“Joss Whedon was an amazing writer, and had done amazing things – the entire Buffy series, he had written X Men comics in the years preceding that – that showed the character would not get lost amongst the spectacle. And he of course exceeded all of our wildest expectations – twice.”
If there is a moment that has come to define The Avengers, and potentially the entire MCU, it is the moment when our key heroes assemble during the climactic battle in New York. The six key “original” Avengers – Thor, Black Widow, Captain America, Iron Man, Hulk, and Hawkeye – form a circle, ready for battle, as the camera pans around them and Alan Silvestri’s now-iconic music soars. According to Feige, it was a moment both he and Whedon knew the movie needed.
(Photo by ©Walt Disney Studios Motion Pictures/courtesy Everett Collection)

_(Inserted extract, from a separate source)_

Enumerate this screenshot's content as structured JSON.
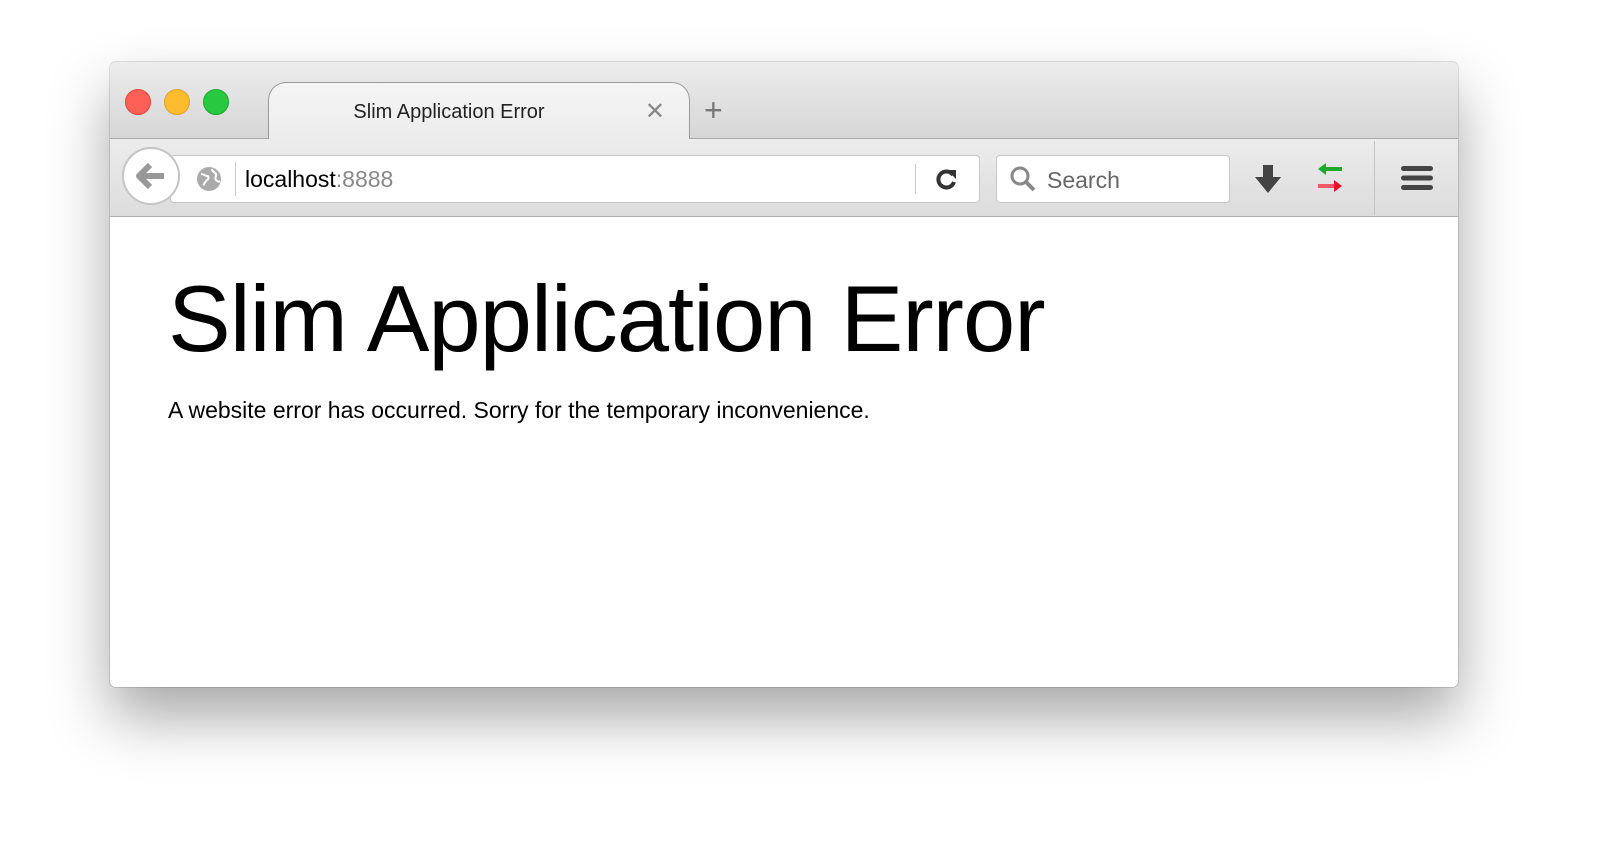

“The shot of all the Avengers assembling for the first time was shot in an open-air warehouse in New Mexico, not in New York. It was nothing but green screen behind them. Iron Man wasn’t in the shot. Hulk wasn’t in the shot. They were CG and put in later. But it looked pretty cool. And Joss had a great vision for it. Cut to many months later: the visual effects are coming together, Iron Man’s there now, landing, Hulk is there… But the moment I realized that this could be an iconic moment, not just for the MCU, but for these kind of films, was on the mix stage. When the effects were final and when Alan Silvestri’s amazing score was coming in, and the timing, and the experience of watching the whole movie up to that point. When you just watch the dailies, when you just watch the visual effects shots coming in, you don’t get the experience of watching that final playback on the mix stage with Silvestri’s amazing score put in, building to that moment… that[‘s when] I got chills and I realized Joss had pulled it off.”

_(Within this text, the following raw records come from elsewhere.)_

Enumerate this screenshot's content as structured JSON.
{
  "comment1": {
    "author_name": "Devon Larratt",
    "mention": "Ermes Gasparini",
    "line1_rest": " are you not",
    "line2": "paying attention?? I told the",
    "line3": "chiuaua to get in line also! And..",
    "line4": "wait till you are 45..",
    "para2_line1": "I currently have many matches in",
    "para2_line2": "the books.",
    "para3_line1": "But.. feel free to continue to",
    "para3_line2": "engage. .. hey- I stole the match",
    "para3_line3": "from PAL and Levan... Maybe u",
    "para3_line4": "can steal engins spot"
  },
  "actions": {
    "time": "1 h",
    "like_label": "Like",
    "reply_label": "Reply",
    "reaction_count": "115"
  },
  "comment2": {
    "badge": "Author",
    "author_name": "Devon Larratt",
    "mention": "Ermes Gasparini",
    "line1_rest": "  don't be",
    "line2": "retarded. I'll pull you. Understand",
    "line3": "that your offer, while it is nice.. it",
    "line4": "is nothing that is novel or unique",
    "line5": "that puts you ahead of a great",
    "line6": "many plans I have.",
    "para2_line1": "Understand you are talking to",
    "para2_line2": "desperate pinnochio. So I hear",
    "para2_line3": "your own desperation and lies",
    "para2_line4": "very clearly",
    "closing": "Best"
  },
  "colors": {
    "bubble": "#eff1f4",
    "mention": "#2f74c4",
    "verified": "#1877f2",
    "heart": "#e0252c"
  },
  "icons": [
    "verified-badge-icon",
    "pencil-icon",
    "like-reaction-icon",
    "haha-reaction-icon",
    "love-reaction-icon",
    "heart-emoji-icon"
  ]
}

(Photo by Albert L. Ortega/WireImage)
To understand the lasting impact of The Avengers and its key inspiring moment, you only need look to the box office. The movie made $623 million domestically, and more than $1.5 billion globally, which made it the third highest-grossing movie ever at the time. It’s since been beaten out by a handful of films – including Avengers: Infinity War, which would top $2 billion internationally. Avengers: Endgame could make even more than that. But it all started in Phase 1, which began to build the universe audiences love today, and which culminated in the first Avengers movie.

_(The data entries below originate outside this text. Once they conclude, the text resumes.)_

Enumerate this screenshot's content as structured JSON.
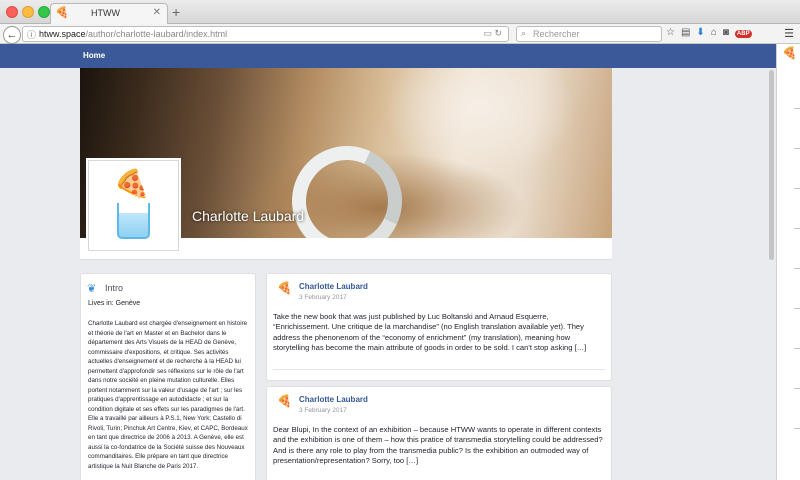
{
  "browser": {
    "tab_title": "HTWW",
    "tab_favicon": "🍕",
    "new_tab": "+",
    "url_host": "htww.space",
    "url_path": "/author/charlotte-laubard/index.html",
    "search_placeholder": "Rechercher",
    "abp_badge": "ABP"
  },
  "nav": {
    "home_label": "Home"
  },
  "profile": {
    "name": "Charlotte Laubard",
    "avatar_emoji": "🍕"
  },
  "intro": {
    "title": "Intro",
    "lives_in": "Lives in: Genève",
    "bio": "Charlotte Laubard est chargée d'enseignement en histoire et théorie de l'art en Master et en Bachelor dans le département des Arts Visuels de la HEAD de Genève, commissaire d'expositions, et critique. Ses activités actuelles d'enseignement et de recherche à la HEAD lui permettent d'approfondir ses réflexions sur le rôle de l'art dans notre société en pleine mutation culturelle. Elles portent notamment sur la valeur d'usage de l'art ; sur les pratiques d'apprentissage en autodidacte ; et sur la condition digitale et ses effets sur les paradigmes de l'art. Elle a travaillé par ailleurs à P.S.1, New York; Castello di Rivoli, Turin; Pinchuk Art Centre, Kiev, et CAPC, Bordeaux en tant que directrice de 2006 à 2013. A Genève, elle est aussi la co-fondatrice de la Société suisse des Nouveaux commanditaires. Elle prépare en tant que directrice artistique la Nuit Blanche de Paris 2017."
  },
  "posts": [
    {
      "author": "Charlotte Laubard",
      "date": "3 February 2017",
      "text": "Take the new book that was just published by Luc Boltanski and Arnaud Esquerre, “Enrichissement. Une critique de la marchandise” (no English translation available yet). They address the phenonenom of the “economy of enrichment” (my translation), meaning how storytelling has become the main attribute of goods in order to be sold. I can't stop asking […]"
    },
    {
      "author": "Charlotte Laubard",
      "date": "3 February 2017",
      "text": "Dear Blupi, In the context of an exhibition – because HTWW wants to operate in different contexts and the exhibition is one of them – how this pratice of transmedia storytelling could be addressed? And is there any role to play from the transmedia public? Is the exhibition an outmoded way of presentation/representation? Sorry, too […]"
    }
  ]
}
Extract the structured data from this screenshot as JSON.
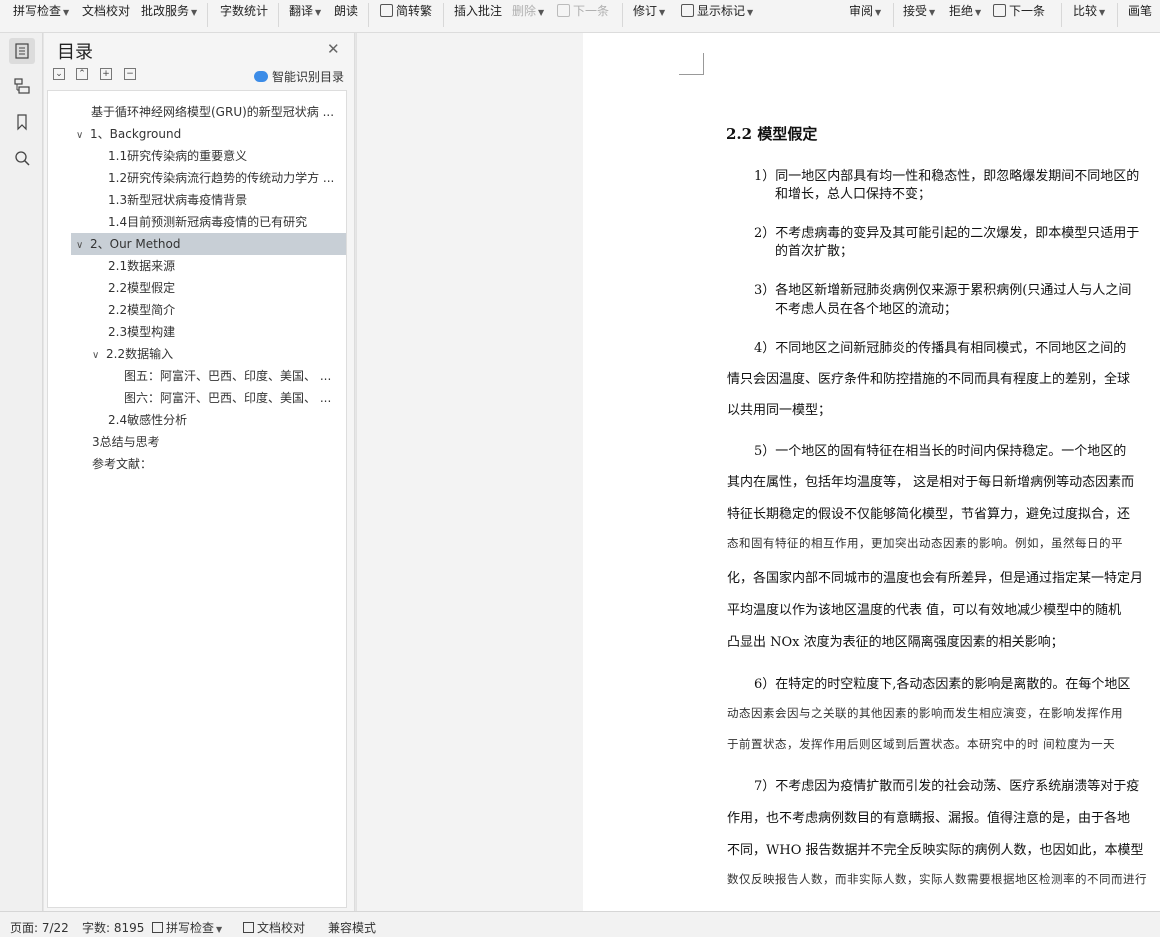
{
  "ribbon": {
    "spell_check": "拼写检查",
    "doc_proofread": "文档校对",
    "review_service": "批改服务",
    "word_count": "字数统计",
    "translate": "翻译",
    "read_aloud": "朗读",
    "trad_simp": "简转繁",
    "insert_comment": "插入批注",
    "delete": "删除",
    "next_item": "下一条",
    "track_changes": "修订",
    "show_markup": "显示标记",
    "review": "审阅",
    "accept": "接受",
    "reject": "拒绝",
    "next_change": "下一条",
    "compare": "比较",
    "pen": "画笔"
  },
  "toc": {
    "title": "目录",
    "smart_toc": "智能识别目录",
    "items": [
      {
        "label": "基于循环神经网络模型(GRU)的新型冠状病 ..."
      },
      {
        "label": "1、Background"
      },
      {
        "label": "1.1研究传染病的重要意义"
      },
      {
        "label": "1.2研究传染病流行趋势的传统动力学方 ..."
      },
      {
        "label": "1.3新型冠状病毒疫情背景"
      },
      {
        "label": "1.4目前预测新冠病毒疫情的已有研究"
      },
      {
        "label": "2、Our Method"
      },
      {
        "label": "2.1数据来源"
      },
      {
        "label": "2.2模型假定"
      },
      {
        "label": "2.2模型简介"
      },
      {
        "label": "2.3模型构建"
      },
      {
        "label": "2.2数据输入"
      },
      {
        "label": "图五：阿富汗、巴西、印度、美国、 ..."
      },
      {
        "label": "图六：阿富汗、巴西、印度、美国、 ..."
      },
      {
        "label": "2.4敏感性分析"
      },
      {
        "label": "3总结与思考"
      },
      {
        "label": "参考文献："
      }
    ]
  },
  "document": {
    "heading": "2.2  模型假定",
    "lines": [
      "1）同一地区内部具有均一性和稳态性，即忽略爆发期间不同地区的",
      "和增长，总人口保持不变；",
      "2）不考虑病毒的变异及其可能引起的二次爆发，即本模型只适用于",
      "的首次扩散；",
      "3）各地区新增新冠肺炎病例仅来源于累积病例(只通过人与人之间",
      "不考虑人员在各个地区的流动；",
      "4）不同地区之间新冠肺炎的传播具有相同模式，不同地区之间的",
      "情只会因温度、医疗条件和防控措施的不同而具有程度上的差别，全球",
      "以共用同一模型；",
      "5）一个地区的固有特征在相当长的时间内保持稳定。一个地区的",
      "其内在属性，包括年均温度等，  这是相对于每日新增病例等动态因素而",
      "特征长期稳定的假设不仅能够简化模型，节省算力，避免过度拟合，还",
      "态和固有特征的相互作用，更加突出动态因素的影响。例如，虽然每日的平",
      "化，各国家内部不同城市的温度也会有所差异，但是通过指定某一特定月",
      "平均温度以作为该地区温度的代表   值，可以有效地减少模型中的随机",
      "凸显出 NOx 浓度为表征的地区隔离强度因素的相关影响；",
      "6）在特定的时空粒度下,各动态因素的影响是离散的。在每个地区",
      "动态因素会因与之关联的其他因素的影响而发生相应演变，在影响发挥作用",
      "于前置状态，发挥作用后则区域到后置状态。本研究中的时       间粒度为一天",
      "7）不考虑因为疫情扩散而引发的社会动荡、医疗系统崩溃等对于疫",
      "作用，也不考虑病例数目的有意瞒报、漏报。值得注意的是，由于各地",
      "不同，WHO 报告数据并不完全反映实际的病例人数，也因如此，本模型",
      "数仅反映报告人数，而非实际人数，实际人数需要根据地区检测率的不同而进行"
    ]
  },
  "status": {
    "page": "页面: 7/22",
    "words": "字数: 8195",
    "spell_check": "拼写检查",
    "doc_proofread": "文档校对",
    "compat_mode": "兼容模式"
  }
}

Those early films, and The Avengers especially, also changed modern blockbuster moviemaking: Seeing what Marvel did with the MCU, and what Warner Bros. and DC did with the Dark Knight trilogy, studios and filmmakers began to chase the same magic, drawing from beloved comics and graphic novels for inspiration. They began to build their own universes, some more successful than others, trying to capture the imagination of audiences in the way that Feige and his team had done, and continue to do, as we head into the Endgame.